Companies may soon have a new way to respond to hacking. On Wednesday, April 27, the House passed the Defend Trade Secrets Act (“DTSA”) by a vote of 410-2. The bill has already been approved by the Senate and has the Obama administration’s support, which means little stands in the way of DTSA becoming law within the next week.
If enacted, the DTSA may significantly change courts’ treatment of trade secrets and provide additional safeguards for companies that have struggled to protect such important information against rapidly evolving risks of cyberattack. Under current U.S. law, out of the four traditional types of intellectual property (IP)—patents, trademarks, copyrights, and trade secrets—only trade secrets have lacked protection with a federal civil cause of action. Instead, trade secret disputes have normally been litigated between companies in state court, landing in federal court only if the government prosecuted the thief or if another federal statute were relevant.

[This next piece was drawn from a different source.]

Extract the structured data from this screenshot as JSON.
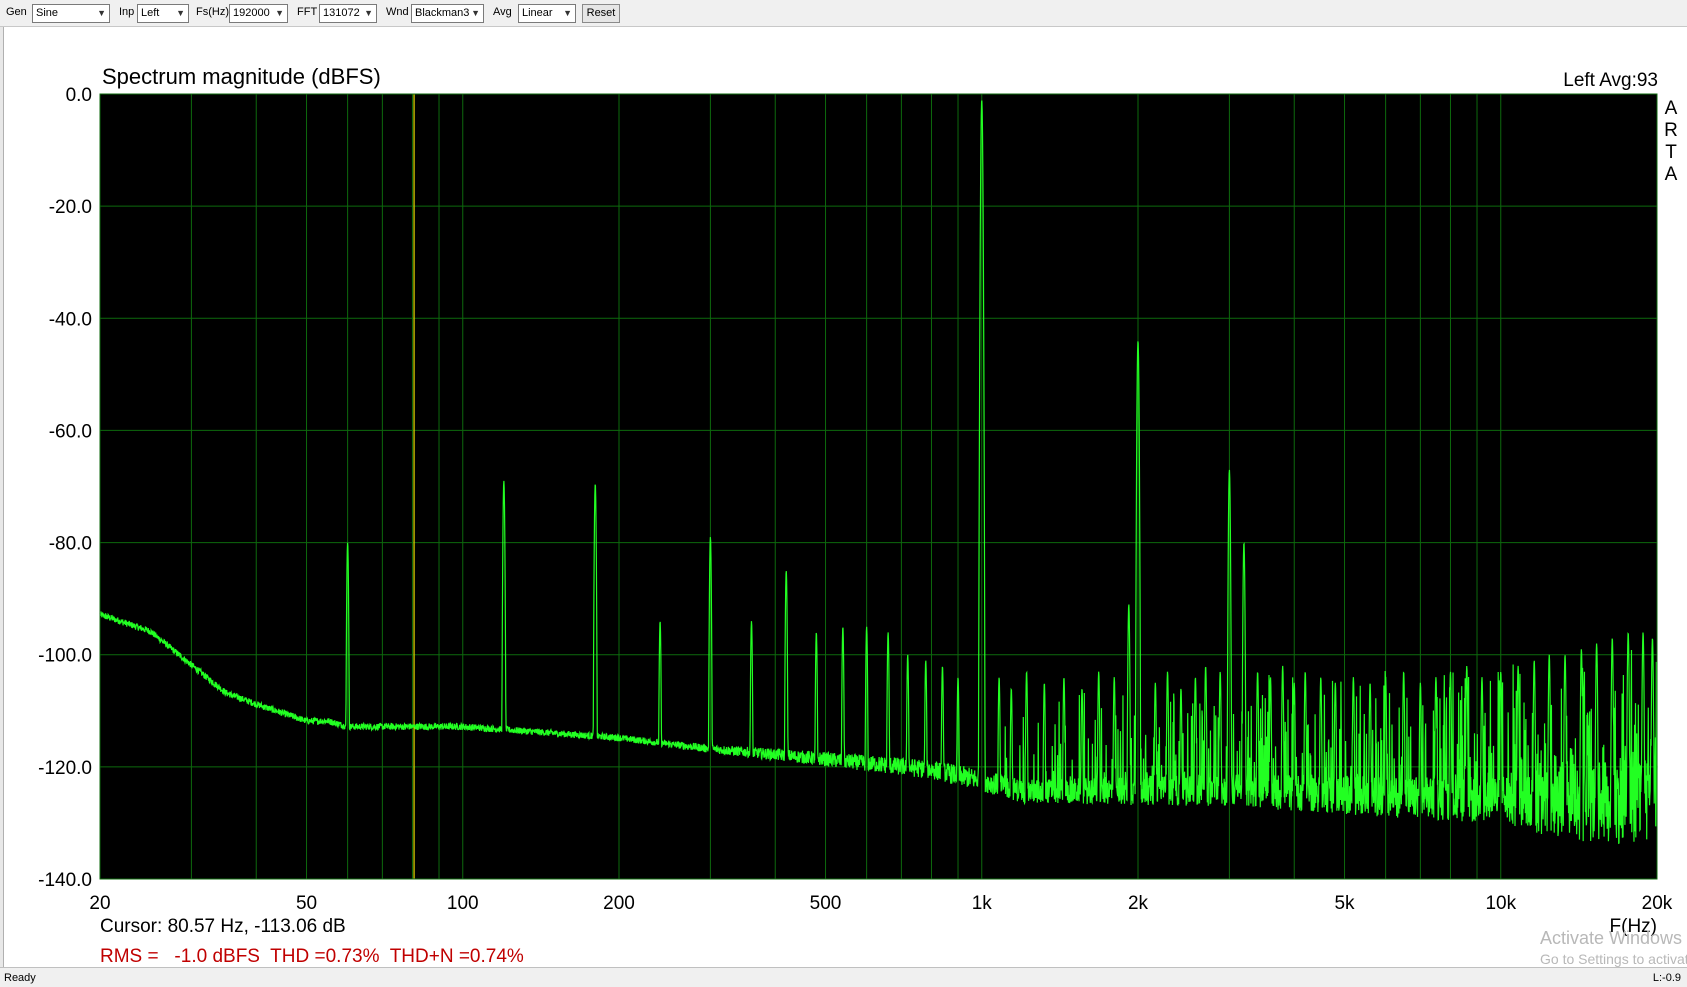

The DTSA would correct this, providing plaintiffs with a private cause of action to sue for trade-secret theft and pursue damages in federal civil court. Significantly, plaintiffs could also seek an ex parte order of seizure or unlimited injunctive relief – putting some real teeth into the remedy.
In passing the bill, Congress has recognized that the protections of state court are no longer sufficient given the ability of the criminal element or other countries to infiltrate company systems and steal such secrets. The DTSA offers a needed line of defense to help companies struggling to protect valuable trade secret information stored on company networks from potential cyber-intruders.
The text of the bill is available here.